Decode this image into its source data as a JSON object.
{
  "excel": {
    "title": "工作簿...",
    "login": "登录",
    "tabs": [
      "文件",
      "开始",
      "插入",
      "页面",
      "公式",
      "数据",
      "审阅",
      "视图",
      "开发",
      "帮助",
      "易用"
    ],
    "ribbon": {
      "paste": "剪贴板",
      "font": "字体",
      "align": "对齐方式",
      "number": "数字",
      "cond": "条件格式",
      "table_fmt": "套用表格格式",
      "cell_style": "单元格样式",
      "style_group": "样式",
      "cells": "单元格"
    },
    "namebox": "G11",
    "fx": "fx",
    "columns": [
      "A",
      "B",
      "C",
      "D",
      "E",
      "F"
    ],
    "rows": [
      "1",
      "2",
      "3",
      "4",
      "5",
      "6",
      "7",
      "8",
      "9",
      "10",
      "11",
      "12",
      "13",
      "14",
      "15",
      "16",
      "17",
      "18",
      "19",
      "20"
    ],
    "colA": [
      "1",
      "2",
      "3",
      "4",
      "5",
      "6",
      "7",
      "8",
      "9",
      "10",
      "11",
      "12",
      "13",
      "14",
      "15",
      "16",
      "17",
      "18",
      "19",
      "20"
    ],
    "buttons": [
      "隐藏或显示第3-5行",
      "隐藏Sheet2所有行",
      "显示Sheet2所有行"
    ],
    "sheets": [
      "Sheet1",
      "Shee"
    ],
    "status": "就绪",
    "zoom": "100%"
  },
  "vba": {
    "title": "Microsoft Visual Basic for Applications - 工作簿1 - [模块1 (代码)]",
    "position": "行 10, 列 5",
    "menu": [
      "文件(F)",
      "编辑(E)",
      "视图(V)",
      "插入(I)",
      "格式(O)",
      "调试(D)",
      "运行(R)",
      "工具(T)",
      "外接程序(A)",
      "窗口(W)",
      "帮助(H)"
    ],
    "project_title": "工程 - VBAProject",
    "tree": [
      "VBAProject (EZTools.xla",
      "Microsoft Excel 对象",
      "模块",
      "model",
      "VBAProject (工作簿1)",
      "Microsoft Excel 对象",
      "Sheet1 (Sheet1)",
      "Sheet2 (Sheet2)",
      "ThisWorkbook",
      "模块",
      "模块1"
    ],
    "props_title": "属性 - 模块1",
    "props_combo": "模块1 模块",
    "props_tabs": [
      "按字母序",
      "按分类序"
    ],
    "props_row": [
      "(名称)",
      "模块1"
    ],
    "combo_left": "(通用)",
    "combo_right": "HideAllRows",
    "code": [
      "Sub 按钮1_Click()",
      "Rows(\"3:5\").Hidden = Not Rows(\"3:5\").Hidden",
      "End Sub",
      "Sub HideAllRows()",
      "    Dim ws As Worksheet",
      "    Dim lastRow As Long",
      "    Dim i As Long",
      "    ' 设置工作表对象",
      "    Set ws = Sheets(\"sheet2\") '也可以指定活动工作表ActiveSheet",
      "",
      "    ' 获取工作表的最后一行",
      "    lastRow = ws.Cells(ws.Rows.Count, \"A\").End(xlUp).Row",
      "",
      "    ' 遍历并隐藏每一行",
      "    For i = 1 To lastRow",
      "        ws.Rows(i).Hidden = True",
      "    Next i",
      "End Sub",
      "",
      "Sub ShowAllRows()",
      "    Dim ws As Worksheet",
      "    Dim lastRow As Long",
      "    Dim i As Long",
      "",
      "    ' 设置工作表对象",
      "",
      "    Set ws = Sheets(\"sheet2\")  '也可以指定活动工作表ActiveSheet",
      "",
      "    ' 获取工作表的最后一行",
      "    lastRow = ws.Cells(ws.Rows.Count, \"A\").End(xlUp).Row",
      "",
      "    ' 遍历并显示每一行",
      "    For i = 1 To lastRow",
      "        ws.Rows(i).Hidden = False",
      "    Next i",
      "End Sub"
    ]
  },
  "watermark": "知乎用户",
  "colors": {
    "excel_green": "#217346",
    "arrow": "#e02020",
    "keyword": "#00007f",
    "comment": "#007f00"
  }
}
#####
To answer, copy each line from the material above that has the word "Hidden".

EXERCISE SOLUTION:
      "Rows(\"3:5\").Hidden = Not Rows(\"3:5\").Hidden",
      "        ws.Rows(i).Hidden = True",
      "        ws.Rows(i).Hidden = False",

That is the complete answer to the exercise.